Juniper Berries - Juniper berries are thought to be the only spice that comes from a conifer (cone-bearing seed plants) and from a cold climate. They grow on small juniper shrub that is common throughout the Northern hemisphere. They are use a prime ingredient in gin. The seeds can take three years to mature and are picked when they turn blue. They have an aromatic flavor with a sweet accent and are popular in European cuisines. In this country the Juniper berry is frequently found in marinades, brines, stuffing and sauces.
Kala Jeera - It is in the parsley family and is popular in Northern Indian Cuisine to flavor rice and meat dishes. It has a rich nutty flavor that is slightly grassy. The seeds are small and crescent shaped and has a sharp bitter odor. Also known as black cumin.
Long Pepper - (pipalli) Also known as Bengal pepper, Long Pepper is a close relative of Black Pepper, but is hotter with sweet undertones. It is a small long catkin that can be grated or crushed just before use. It is popular in Indian, African, Indonesian and Mediterranean cooking. It compliments any rich buttery food.

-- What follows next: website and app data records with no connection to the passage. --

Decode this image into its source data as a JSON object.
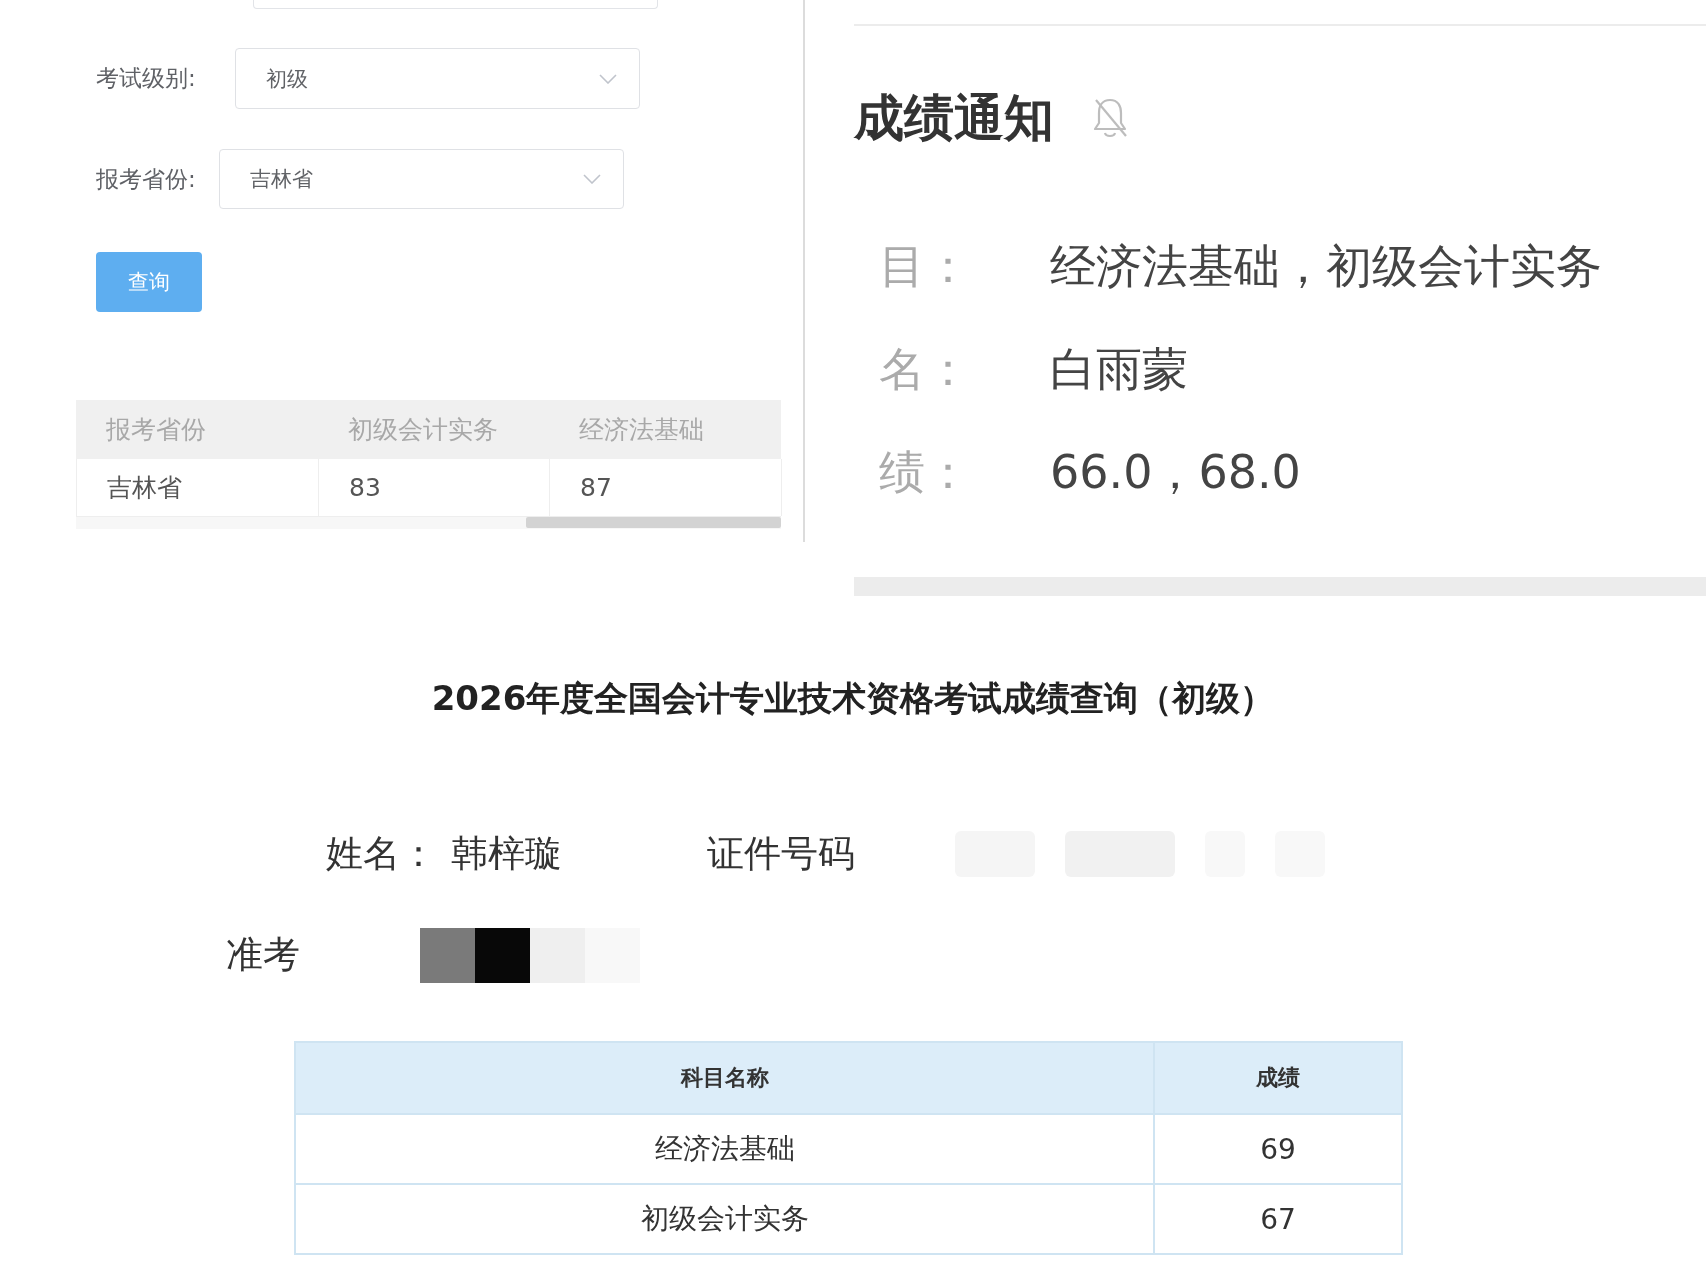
{
  "query_form": {
    "fields": [
      {
        "label": "考试级别:",
        "value": "初级"
      },
      {
        "label": "报考省份:",
        "value": "吉林省"
      }
    ],
    "button": "查询"
  },
  "province_table": {
    "columns": [
      "报考省份",
      "初级会计实务",
      "经济法基础"
    ],
    "rows": [
      [
        "吉林省",
        "83",
        "87"
      ]
    ]
  },
  "notification": {
    "title": "成绩通知",
    "rows": [
      {
        "label": "目：",
        "value": "经济法基础，初级会计实务"
      },
      {
        "label": "名：",
        "value": "白雨蒙"
      },
      {
        "label": "绩：",
        "value": "66.0，68.0"
      }
    ]
  },
  "result_page": {
    "title": "2026年度全国会计专业技术资格考试成绩查询（初级）",
    "name": {
      "label": "姓名：",
      "value": "韩梓璇"
    },
    "id_number": {
      "label": "证件号码"
    },
    "admission_ticket": {
      "label": "准考"
    },
    "table": {
      "columns": [
        "科目名称",
        "成绩"
      ],
      "rows": [
        [
          "经济法基础",
          "69"
        ],
        [
          "初级会计实务",
          "67"
        ]
      ]
    }
  }
}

Nigella seed-Also known as fennel flower. It has a pungent and slightly bitter flavor with a hint of sweetness. It is a small, black, sharply pointed seed that is commonly used in Bengali cooking.
Fennel Pollen - With a long culinary history in Northern Italian cuisine just a pinch of fennel pollen can make an average dish extraordinary! Fennel Pollen started gaining in popularity in this country in the 1990’s when it was introduced to Chef Mario Batali. But what makes this often described as “Culinary Fairy Dust” is how Fennel Pollen imparts a full, rich, savory flavor to cooked foods. Often described as umami that deep intensity and savoriness that top Chef’s are always in search of.
Dried Avocado Leaves - Avocado leaves (known as “hojas de aguacate” in Spanish) are harvested from the native Mexican avocado plant Peresea drymifolia.
The leaves are used both fresh and dried. Avocado leaves are used predominantly in the
southern regions of Mexico, most predominantly in the states of Puebla
and Oaxaca. Both fresh and dried leaves are toasted and then added to
(black) beans, moles, pipianes (these are sauces made mostly of nuts or
seeds), soups, stews and tamales.
Dried Kaffir Lime Leaves - Kaffir Lime is very popular in Balinese,
Cambodian, Malaysian and Thai cuisine. Native to Southeast Asia, Kaffir
Lime is also grown in Australia, California and Florida. Our Kaffir Lime
Leaves are grown in Thailand. Kaffir lime is also known as Indonesian
lime, wild lime or by its Thai name – makrut lime. Kaffir Lime Leaves are a signature flavor of many Thai curries, salads, soups and stir-fries.
Pasilla de Oacaca Chile - Pronounced “Pah-SEE-yah day Waa-HAAK-kah”.
The Pasilla de Oaxaca chile is not well known in the US but it is
gaining in popularity among serious chile heads who enjoy it’s deep
smoky flavor. In the hilly region of Oaxaca in southern Mexico these
long pasilla chilles are smoked. While we in the US are much more
familiar with the smoked chipotle (smoked jalapenos) the Pasilla Oaxaca
possesses a bit less heat than the chipotle but twice the smokiness. Pasilla de Oaxaca is popular in vegetarian
dishes with a rich smokiness that brings out a bacony ham flavor without
the actual fatty meat. Also used in the famous “mole negro”, Latin
style bean dishes, soups, sauces and in a regional favorite – reallenos.
What is the Shelf Life of Spices
Spices by Cuisine
How to Store Spices